"People are just afraid of change," Foreman said. "We"ve had a patent system that has served us well but is broken and needs to be updated. We need to speed up the time to get a patent through the system. It"s now three years from when you file a patent. That"s too long. As a result there are businesses not getting funded, technology not getting launched, and jobs not being created, because there"s doubt whether or not a patent will ever issue."

Patents in the fast lane

The Patent Office is already showing some signs of improvement since the appointment in August 2009 of David Kappos as its new director. Kappos is a former intellectual property attorney for IBM. In 2010, the Patent Office granted a total of 244,358 patents, up 27.3 percent from 2009, when 191,933 patents were granted. By comparison, the number of patents granted in 2009 was up only 3.6 percent from 2008, when there were 185,244 patents granted.

Tom Ference, who is on the board of directors of InventVermont, a nonprofit formed to help Vermont inventors benefit from their inventions, attributes the nearly nine-fold increase in the number of patents issued in 2010 over 2009 to Kappos.

"He"s very much a business guy, and he knows the importance of intellectual property to business," Ference said. "He was brought in to run the Patent Office more like a business and he"s doing a good job."

Ference is not quite as sanguine about the proposed patent reform. For one thing, he doesn"t believe the cost of getting a patent will be significantly reduced by the reform, despite a provision that requires a 50 percent reduction in fees for small businesses, and that creates a new "micro-entity" designation for "truly small and independent inventors" who will receive a 75 percent reduction in fees.

Ference says that the bulk of the cost for getting a patent is not in the fees paid to the Patent Office, but in the ancillary work that goes into getting to the point of filing. He uses the example of a $22,000 fee to make his point."It turns out the fees paid to the Patent Office are around $2,000," Ference said. "The other $20,000 is not going to the Patent Office, it"s going to whoever is doing the process. Could be patent agents, patent lawyers, people doing searches, people doing artwork, all the parties working to help get the patent written and through the patent office. That"s probably not going to change any."

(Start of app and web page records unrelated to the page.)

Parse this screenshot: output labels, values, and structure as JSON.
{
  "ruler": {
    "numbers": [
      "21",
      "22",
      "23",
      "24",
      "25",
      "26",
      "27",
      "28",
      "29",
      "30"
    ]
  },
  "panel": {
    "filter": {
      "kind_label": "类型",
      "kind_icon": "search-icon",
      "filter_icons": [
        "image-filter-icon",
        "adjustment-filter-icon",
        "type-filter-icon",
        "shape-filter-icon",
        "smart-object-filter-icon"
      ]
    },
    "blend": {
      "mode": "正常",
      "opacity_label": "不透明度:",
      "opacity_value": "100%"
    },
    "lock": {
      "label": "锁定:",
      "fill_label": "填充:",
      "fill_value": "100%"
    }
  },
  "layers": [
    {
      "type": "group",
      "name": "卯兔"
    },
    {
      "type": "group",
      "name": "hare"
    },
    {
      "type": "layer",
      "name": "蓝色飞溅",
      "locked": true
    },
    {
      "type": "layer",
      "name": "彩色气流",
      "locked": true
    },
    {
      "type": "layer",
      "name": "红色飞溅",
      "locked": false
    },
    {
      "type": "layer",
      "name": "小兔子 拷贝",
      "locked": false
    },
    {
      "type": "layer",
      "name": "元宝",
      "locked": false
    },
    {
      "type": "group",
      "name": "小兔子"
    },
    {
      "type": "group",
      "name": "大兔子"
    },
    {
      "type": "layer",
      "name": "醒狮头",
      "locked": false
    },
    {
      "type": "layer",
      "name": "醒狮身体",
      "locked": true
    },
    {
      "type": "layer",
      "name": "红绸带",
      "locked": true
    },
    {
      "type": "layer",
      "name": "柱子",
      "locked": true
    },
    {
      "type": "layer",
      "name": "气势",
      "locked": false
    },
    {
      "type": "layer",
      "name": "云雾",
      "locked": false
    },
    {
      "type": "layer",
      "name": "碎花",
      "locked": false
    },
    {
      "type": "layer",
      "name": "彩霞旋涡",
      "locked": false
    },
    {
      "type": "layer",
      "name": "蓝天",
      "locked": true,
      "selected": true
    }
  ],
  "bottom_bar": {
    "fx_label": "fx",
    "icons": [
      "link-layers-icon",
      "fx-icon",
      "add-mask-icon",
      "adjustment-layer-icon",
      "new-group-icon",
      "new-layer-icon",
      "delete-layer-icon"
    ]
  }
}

Ference is a patent agent, meaning he can help to write a patent and process it through the patent office, but he can"t practice law. Ference is also somewhat skeptical of the "first-inventor-to-file" provision of the reform.

"There is a portion of people who think it benefits large business because they have the resources to make things happen quicker than a small business of under 500 people," Ference said. "Some people also say it will hurt small business because they will feel compelled to file for a patent quicker and use up money they would need for other things like building the business."

Scott Costa, a research scientist at the University of Vermont, is about 90 percent of the way through the process of patenting a green technology he invented called MycoMax. Made from a byproduct of cheese production, MycoMax is a "fungal enhancer" that multiplies the effectiveness of biopesticides tenfold.

Costa has had success with his invention - the U.S. Forest Service tested it against hemlock woolly adelgid, an invasive species that kills hemlock. There have also been clinical trials in Vermont state parks. Costa is at that stage when he can"t quite launch his company, but he can see a promising vision on the horizon. The question is whether he can get there.

"We"re in the valley of death, and we have some people that are interested," Costa said. "It"s a matter of aligning that funding during these economic times. We have something unique in our country, our ability to innovate. Part of that comes from our freedom. It frees your mind. I really, truly believe that."

Contact Dan D"Ambrosio at 660-1841 or or follow him on Twitter at